It is best to paraphrase content and cite your source.

LopesWrite Policy

For assignments that need to be submitted to LopesWrite, please be sure you have received your report and Similarity Index (SI) percentage BEFORE you do a “final submit” to me.
Once you have received your report, please review it. This report will show you grammatical, punctuation, and spelling errors that can easily be fixed. Take the extra few minutes to review instead of getting counted off for these mistakes.
Review your similarities. Did you forget to cite something? Did you not paraphrase well enough? Is your paper made up of someone else’s thoughts more than your own?
Visit the Writing Center in the Student Success Center, under the Resources tab in LoudCloud for tips on improving your paper and SI score.

Late Policy

The university’s policy on late assignments is 10% penalty PER DAY LATE. This also applies to late DQ replies.
Please communicate with me if you anticipate having to submit an assignment late. I am happy to be flexible, with advance notice. We may be able to work out an extension based on extenuating circumstances.
If you do not communicate with me before submitting an assignment late, the GCU late policy will be in effect.
I do not accept assignments that are two or more weeks late unless we have worked out an extension.
As per policy, no assignments are accepted after the last day of class. Any assignment submitted after midnight on the last day of class will not be accepted for grading.

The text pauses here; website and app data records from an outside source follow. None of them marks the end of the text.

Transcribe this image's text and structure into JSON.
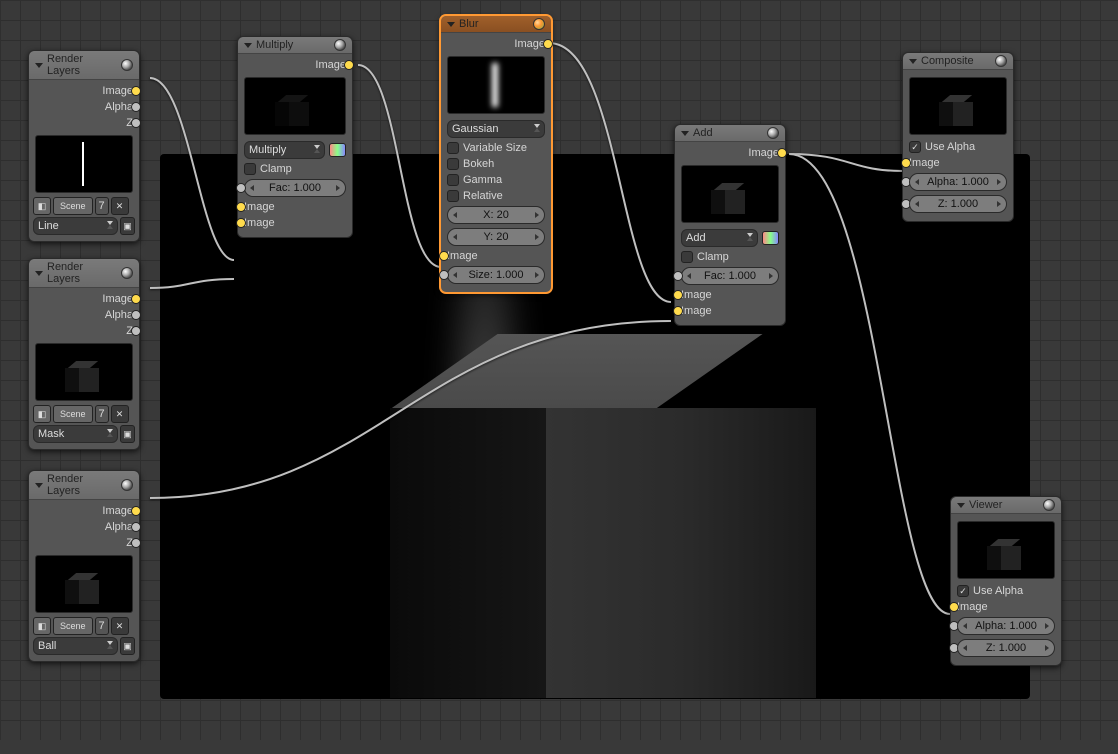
{
  "nodes": {
    "rl_line": {
      "title": "Render Layers",
      "scene": "Scene",
      "layer_num": "7",
      "layer": "Line",
      "out": [
        "Image",
        "Alpha",
        "Z"
      ]
    },
    "rl_mask": {
      "title": "Render Layers",
      "scene": "Scene",
      "layer_num": "7",
      "layer": "Mask",
      "out": [
        "Image",
        "Alpha",
        "Z"
      ]
    },
    "rl_ball": {
      "title": "Render Layers",
      "scene": "Scene",
      "layer_num": "7",
      "layer": "Ball",
      "out": [
        "Image",
        "Alpha",
        "Z"
      ]
    },
    "multiply": {
      "title": "Multiply",
      "blend": "Multiply",
      "clamp": "Clamp",
      "fac": "Fac: 1.000",
      "out": "Image",
      "in": [
        "Image",
        "Image"
      ]
    },
    "blur": {
      "title": "Blur",
      "out": "Image",
      "type": "Gaussian",
      "variable": "Variable Size",
      "bokeh": "Bokeh",
      "gamma": "Gamma",
      "relative": "Relative",
      "x": "X: 20",
      "y": "Y: 20",
      "size": "Size: 1.000",
      "in": "Image"
    },
    "add": {
      "title": "Add",
      "out": "Image",
      "blend": "Add",
      "clamp": "Clamp",
      "fac": "Fac: 1.000",
      "in": [
        "Image",
        "Image"
      ]
    },
    "composite": {
      "title": "Composite",
      "usealpha": "Use Alpha",
      "in_img": "Image",
      "in_a": "Alpha: 1.000",
      "in_z": "Z: 1.000"
    },
    "viewer": {
      "title": "Viewer",
      "usealpha": "Use Alpha",
      "in_img": "Image",
      "in_a": "Alpha: 1.000",
      "in_z": "Z: 1.000"
    }
  }
}
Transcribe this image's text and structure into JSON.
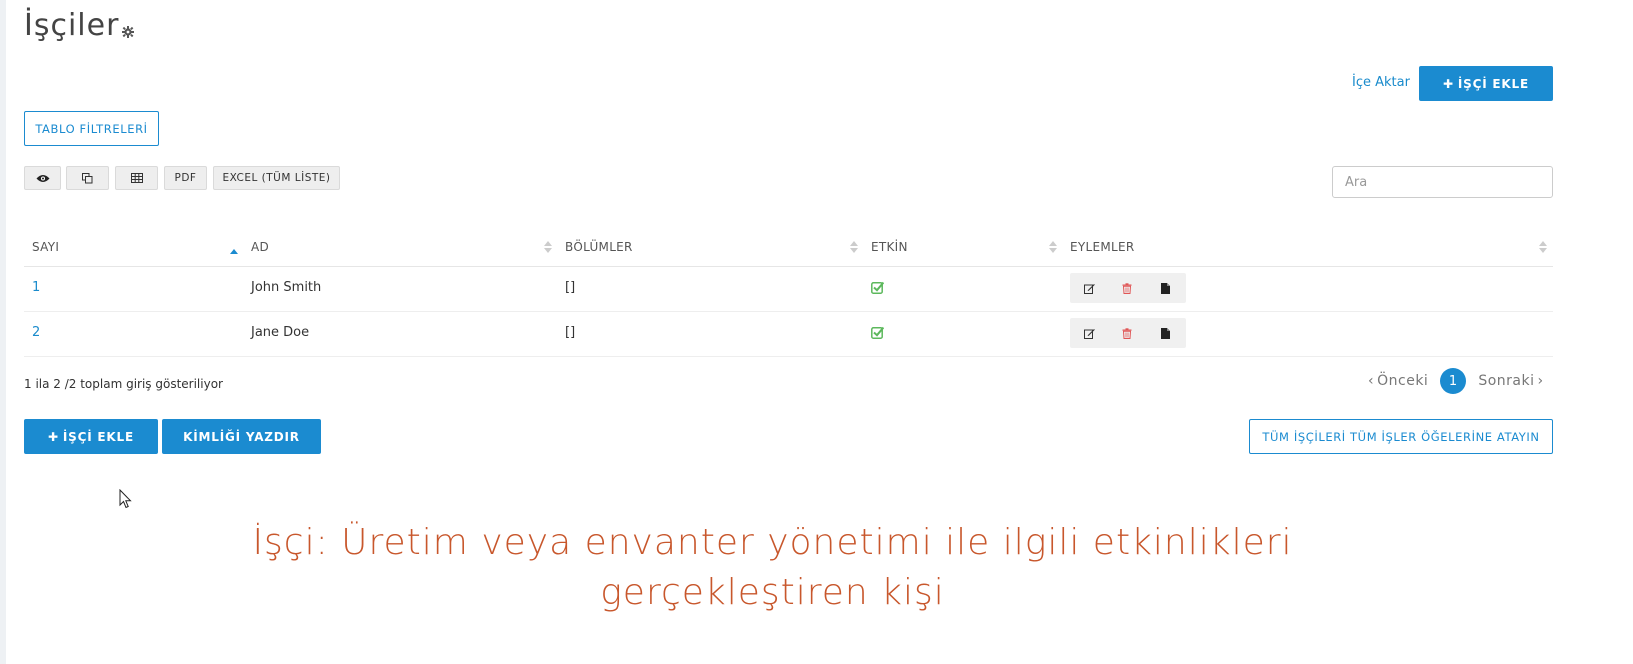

Communication is so very important. There are multiple ways to communicate with me:
Questions to Instructor Forum: This is a great place to ask course content or assignment questions. If you have a question, there is a good chance one of your peers does as well. This is a public forum for the class.
Individual Forum: This is a private forum to ask me questions or send me messages. This will be checked at least once every 24 hours.